[Data records Boundary: Start]

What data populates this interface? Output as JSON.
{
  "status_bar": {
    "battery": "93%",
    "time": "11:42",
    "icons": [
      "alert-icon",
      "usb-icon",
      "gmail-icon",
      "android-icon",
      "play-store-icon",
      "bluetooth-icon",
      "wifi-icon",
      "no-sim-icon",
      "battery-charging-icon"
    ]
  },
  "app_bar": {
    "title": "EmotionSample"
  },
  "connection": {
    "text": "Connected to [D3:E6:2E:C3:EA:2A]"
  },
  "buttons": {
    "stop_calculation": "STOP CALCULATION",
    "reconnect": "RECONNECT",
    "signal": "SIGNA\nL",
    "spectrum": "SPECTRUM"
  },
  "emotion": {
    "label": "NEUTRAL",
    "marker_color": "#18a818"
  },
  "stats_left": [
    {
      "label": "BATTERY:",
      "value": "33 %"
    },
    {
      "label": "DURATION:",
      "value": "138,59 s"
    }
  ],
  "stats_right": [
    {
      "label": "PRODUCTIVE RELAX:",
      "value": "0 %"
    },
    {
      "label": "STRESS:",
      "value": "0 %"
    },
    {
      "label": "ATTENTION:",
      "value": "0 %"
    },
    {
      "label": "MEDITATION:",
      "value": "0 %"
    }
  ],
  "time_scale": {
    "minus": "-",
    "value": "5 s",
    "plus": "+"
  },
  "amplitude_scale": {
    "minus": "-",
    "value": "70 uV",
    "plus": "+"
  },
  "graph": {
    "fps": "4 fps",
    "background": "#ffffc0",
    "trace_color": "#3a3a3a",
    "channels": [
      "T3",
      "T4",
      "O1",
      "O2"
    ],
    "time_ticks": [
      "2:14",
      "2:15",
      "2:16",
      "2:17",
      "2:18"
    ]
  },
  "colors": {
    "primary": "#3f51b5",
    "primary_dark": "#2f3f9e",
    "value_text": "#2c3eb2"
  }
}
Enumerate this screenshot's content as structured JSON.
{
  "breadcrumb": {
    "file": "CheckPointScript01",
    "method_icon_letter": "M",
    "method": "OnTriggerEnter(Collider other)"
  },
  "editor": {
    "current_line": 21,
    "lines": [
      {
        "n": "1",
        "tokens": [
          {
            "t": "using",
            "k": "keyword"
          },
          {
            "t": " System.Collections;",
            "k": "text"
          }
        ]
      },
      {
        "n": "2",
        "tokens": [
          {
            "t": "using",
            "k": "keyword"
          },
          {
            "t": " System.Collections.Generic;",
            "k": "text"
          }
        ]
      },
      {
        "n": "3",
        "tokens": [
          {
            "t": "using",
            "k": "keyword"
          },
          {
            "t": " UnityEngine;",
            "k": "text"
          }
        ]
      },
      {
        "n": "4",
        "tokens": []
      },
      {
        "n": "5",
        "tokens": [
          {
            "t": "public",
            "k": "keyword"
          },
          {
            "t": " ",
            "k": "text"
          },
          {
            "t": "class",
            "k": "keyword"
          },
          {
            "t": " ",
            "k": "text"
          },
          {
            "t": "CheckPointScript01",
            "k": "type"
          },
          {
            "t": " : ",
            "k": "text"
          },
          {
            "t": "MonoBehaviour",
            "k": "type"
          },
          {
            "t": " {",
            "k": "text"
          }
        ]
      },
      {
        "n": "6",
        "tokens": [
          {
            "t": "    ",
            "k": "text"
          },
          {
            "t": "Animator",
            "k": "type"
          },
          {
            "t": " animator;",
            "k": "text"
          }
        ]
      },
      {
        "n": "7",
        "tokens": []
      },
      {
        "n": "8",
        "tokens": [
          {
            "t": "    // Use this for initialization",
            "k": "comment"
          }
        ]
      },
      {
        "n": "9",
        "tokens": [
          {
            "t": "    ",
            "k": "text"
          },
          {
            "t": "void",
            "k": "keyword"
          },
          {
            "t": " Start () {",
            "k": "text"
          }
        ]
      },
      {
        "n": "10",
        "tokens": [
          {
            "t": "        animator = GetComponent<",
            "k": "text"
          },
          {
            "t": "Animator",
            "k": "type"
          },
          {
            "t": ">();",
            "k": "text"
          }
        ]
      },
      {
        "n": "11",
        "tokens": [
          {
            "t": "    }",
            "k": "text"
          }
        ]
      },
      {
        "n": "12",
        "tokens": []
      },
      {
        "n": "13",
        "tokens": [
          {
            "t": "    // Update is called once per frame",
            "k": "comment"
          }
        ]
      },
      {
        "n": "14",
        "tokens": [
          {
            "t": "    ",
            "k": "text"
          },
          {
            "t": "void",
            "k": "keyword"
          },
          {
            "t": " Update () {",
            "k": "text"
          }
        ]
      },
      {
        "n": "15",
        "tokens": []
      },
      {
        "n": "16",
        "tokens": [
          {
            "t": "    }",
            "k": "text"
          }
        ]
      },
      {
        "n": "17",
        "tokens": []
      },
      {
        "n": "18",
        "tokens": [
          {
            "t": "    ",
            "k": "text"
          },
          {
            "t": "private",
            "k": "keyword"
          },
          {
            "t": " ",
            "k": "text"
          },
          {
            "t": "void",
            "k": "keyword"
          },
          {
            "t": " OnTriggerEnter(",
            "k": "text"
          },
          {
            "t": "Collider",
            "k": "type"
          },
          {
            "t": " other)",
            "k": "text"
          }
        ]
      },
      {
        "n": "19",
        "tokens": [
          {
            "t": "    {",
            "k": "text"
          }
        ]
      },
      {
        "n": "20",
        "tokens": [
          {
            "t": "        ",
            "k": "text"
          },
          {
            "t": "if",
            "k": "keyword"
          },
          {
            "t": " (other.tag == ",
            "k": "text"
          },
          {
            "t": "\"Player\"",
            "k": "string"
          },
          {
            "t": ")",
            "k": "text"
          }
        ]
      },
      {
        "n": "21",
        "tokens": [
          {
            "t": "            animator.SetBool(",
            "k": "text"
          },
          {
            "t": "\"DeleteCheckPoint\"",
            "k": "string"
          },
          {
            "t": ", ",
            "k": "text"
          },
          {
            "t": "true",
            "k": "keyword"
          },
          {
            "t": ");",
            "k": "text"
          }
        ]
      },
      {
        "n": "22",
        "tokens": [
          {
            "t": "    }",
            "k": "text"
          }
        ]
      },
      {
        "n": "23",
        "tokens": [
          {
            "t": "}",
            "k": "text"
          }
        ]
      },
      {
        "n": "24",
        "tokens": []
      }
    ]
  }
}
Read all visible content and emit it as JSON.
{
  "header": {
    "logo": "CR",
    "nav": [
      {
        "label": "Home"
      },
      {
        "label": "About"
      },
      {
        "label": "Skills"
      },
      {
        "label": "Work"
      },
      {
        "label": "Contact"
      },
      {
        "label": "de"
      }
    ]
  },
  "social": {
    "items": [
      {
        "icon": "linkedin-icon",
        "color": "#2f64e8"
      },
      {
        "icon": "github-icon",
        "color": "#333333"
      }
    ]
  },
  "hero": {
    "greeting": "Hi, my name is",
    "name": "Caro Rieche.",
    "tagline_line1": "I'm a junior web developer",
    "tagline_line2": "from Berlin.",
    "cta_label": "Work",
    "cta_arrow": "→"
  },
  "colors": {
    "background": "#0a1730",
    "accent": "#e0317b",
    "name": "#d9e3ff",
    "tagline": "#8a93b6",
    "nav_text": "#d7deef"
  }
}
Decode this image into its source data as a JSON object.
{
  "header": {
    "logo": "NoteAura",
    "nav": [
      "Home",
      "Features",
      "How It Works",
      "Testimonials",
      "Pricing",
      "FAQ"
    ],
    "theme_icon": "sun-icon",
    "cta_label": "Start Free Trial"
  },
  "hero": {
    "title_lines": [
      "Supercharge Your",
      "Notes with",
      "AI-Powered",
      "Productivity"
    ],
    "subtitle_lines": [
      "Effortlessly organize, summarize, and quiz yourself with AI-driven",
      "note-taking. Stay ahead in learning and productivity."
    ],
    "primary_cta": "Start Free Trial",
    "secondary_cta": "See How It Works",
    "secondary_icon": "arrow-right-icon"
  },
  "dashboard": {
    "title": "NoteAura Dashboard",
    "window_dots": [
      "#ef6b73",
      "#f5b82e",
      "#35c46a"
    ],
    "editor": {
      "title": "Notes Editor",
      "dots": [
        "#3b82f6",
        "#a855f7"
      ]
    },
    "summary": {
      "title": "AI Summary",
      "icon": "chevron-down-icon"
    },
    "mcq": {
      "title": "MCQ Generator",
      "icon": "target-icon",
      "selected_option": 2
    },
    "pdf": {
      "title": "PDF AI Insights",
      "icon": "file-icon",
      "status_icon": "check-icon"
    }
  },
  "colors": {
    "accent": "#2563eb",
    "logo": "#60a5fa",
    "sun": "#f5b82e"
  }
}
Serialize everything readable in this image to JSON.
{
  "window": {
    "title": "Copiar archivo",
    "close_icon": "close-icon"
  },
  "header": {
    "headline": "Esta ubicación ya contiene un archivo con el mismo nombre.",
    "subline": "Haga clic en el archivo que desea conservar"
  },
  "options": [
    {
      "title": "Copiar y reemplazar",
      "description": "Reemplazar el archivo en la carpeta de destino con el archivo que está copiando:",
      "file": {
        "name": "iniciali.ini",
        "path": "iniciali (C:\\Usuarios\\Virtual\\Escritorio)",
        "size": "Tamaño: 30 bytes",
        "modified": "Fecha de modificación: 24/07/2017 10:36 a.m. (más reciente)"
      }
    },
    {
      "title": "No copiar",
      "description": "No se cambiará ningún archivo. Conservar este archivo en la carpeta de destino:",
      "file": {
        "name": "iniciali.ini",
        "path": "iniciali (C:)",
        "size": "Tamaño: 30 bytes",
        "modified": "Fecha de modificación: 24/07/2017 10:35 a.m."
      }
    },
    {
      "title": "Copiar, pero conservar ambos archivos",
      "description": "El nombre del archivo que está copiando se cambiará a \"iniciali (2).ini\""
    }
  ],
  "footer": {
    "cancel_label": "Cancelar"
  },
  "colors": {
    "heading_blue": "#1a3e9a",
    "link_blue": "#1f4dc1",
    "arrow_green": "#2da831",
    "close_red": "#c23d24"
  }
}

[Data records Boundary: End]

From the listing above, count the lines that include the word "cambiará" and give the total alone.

2